• **TASK DESCRIPTION**: Wherever "sidebar" shows up in the records below, copy the whole line.

*** AVAILABLE RECORDS Section Begins ***

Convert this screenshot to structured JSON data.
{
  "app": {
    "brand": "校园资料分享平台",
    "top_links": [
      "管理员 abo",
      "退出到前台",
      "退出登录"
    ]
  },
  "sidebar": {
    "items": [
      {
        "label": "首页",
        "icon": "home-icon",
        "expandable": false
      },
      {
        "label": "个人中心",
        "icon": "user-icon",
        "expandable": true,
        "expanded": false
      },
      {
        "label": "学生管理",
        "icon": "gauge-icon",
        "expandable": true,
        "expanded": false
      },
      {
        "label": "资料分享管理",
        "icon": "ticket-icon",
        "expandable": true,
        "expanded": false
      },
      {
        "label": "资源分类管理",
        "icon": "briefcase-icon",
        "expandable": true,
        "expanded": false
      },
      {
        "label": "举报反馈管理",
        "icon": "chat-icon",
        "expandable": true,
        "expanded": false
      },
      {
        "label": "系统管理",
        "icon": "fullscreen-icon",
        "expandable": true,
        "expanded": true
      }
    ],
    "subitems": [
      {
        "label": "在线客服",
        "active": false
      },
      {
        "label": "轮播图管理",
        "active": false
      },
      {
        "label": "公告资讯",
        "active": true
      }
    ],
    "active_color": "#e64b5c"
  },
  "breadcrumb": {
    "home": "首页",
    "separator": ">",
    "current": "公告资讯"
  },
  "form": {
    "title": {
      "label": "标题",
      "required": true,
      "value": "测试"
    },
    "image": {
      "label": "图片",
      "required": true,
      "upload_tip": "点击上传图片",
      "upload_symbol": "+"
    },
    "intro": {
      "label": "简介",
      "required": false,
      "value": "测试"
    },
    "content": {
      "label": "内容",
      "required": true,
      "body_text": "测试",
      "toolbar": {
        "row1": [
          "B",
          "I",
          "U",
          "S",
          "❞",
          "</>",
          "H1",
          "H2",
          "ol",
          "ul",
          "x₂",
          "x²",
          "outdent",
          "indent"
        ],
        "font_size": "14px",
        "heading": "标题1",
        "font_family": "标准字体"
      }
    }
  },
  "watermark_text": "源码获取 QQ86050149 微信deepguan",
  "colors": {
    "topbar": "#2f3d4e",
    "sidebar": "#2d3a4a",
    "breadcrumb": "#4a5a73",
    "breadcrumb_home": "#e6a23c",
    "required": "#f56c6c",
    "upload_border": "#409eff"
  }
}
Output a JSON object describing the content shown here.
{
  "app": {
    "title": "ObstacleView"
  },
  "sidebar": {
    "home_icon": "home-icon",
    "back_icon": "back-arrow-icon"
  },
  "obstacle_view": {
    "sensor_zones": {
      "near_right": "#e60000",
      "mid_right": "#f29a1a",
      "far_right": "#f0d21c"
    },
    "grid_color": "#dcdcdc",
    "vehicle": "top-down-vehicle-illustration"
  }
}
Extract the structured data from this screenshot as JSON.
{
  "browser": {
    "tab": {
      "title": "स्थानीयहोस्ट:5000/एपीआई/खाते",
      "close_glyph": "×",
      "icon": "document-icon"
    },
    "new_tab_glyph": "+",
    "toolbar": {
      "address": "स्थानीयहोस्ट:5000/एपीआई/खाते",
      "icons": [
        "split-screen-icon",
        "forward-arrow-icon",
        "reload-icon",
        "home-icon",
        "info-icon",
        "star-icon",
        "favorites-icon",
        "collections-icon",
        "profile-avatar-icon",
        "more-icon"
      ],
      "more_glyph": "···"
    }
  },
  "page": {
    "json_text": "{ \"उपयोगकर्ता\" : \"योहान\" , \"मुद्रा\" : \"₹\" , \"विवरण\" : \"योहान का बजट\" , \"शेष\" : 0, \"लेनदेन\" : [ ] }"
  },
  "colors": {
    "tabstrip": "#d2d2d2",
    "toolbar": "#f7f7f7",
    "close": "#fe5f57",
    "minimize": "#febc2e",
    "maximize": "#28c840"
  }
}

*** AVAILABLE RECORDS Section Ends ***
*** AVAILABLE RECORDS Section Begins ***

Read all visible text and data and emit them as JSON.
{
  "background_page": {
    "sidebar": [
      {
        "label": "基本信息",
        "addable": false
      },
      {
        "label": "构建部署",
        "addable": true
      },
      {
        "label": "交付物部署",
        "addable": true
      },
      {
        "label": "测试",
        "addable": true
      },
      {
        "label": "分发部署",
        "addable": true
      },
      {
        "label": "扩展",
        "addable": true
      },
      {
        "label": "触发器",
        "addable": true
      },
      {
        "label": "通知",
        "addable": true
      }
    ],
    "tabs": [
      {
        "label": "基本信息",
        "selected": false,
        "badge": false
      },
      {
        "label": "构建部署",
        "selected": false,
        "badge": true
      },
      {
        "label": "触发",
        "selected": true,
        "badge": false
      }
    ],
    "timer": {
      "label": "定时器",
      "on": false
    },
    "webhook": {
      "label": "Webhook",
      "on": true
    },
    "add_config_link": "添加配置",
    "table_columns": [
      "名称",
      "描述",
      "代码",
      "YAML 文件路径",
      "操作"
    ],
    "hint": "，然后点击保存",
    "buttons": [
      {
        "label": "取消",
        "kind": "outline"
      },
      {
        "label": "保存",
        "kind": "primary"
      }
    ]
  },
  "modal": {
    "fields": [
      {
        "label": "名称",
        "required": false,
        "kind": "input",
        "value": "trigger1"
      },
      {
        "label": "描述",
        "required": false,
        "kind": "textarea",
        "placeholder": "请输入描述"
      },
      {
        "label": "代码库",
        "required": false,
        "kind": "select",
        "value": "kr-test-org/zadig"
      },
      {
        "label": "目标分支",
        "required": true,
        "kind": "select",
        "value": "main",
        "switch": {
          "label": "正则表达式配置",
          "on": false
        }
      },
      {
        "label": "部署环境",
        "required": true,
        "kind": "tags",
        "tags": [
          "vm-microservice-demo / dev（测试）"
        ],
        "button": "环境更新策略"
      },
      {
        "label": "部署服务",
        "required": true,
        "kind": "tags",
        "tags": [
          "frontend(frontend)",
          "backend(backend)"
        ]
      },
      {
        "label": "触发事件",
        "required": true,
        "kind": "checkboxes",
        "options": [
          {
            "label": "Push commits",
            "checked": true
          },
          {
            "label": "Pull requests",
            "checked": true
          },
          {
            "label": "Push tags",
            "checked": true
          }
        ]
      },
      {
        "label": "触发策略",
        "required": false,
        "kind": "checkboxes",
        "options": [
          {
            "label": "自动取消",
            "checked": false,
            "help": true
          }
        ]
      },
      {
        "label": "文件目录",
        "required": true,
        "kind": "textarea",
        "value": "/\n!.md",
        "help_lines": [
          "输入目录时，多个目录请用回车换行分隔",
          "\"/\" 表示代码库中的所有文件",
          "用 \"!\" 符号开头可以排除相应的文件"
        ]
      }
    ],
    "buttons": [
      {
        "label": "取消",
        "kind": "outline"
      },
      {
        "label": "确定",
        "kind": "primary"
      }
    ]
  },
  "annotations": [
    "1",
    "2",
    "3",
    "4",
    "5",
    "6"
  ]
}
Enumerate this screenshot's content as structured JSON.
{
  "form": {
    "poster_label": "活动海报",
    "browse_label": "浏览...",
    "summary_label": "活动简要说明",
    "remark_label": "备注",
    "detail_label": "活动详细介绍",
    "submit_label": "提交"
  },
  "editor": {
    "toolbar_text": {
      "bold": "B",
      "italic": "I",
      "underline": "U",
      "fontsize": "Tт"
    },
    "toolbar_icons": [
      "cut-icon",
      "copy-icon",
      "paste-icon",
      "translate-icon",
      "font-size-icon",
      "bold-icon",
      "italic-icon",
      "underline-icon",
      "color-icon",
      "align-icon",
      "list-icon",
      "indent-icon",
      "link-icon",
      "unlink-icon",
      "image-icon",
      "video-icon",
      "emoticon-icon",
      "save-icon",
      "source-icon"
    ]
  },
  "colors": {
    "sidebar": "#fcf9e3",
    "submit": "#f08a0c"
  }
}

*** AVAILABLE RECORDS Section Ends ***

• **WRITTEN REPLY**:
  "sidebar": {
    "sidebar": "#2d3a4a",
  "sidebar": {
    "sidebar": [
    "sidebar": "#fcf9e3",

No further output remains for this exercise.